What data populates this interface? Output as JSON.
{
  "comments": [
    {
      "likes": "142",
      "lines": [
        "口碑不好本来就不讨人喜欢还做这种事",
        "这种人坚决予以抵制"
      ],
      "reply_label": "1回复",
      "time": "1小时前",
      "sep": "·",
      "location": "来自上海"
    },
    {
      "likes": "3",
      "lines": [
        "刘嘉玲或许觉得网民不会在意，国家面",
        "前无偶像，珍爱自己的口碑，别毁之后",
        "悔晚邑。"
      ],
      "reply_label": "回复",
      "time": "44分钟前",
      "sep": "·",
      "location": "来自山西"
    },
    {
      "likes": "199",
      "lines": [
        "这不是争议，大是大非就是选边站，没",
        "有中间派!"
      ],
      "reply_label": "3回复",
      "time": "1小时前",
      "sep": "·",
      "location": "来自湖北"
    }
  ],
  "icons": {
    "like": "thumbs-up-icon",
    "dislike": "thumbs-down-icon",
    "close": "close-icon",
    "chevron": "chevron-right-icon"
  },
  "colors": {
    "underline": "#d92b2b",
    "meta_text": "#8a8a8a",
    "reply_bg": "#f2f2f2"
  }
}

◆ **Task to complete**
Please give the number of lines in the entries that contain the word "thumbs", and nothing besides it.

◆ **Solution to this task**
2